Extracted data entries:
•••••
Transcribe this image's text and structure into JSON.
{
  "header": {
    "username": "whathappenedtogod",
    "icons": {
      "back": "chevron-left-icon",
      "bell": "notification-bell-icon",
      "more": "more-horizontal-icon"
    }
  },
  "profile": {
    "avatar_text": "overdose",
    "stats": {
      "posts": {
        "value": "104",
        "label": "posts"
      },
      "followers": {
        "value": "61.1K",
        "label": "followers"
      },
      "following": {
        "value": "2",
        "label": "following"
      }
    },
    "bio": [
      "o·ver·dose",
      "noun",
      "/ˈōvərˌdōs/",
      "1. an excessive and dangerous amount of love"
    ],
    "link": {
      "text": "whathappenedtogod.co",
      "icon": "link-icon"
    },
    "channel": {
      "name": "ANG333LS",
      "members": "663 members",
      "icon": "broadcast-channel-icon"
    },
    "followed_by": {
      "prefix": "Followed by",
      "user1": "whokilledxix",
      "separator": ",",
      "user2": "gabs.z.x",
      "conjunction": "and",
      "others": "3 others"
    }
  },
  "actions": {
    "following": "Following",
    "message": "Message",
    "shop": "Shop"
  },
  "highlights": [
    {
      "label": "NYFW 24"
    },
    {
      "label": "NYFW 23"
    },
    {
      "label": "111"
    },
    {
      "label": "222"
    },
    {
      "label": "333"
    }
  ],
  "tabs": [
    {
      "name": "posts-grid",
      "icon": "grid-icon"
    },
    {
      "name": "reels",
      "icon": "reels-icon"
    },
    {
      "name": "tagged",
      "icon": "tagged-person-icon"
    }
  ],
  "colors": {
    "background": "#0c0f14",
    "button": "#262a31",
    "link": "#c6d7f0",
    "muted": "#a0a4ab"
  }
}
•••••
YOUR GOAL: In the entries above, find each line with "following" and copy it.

RESPONSE FOR THIS EXERCISE:
      "following": {
        "label": "following"
    "following": "Following",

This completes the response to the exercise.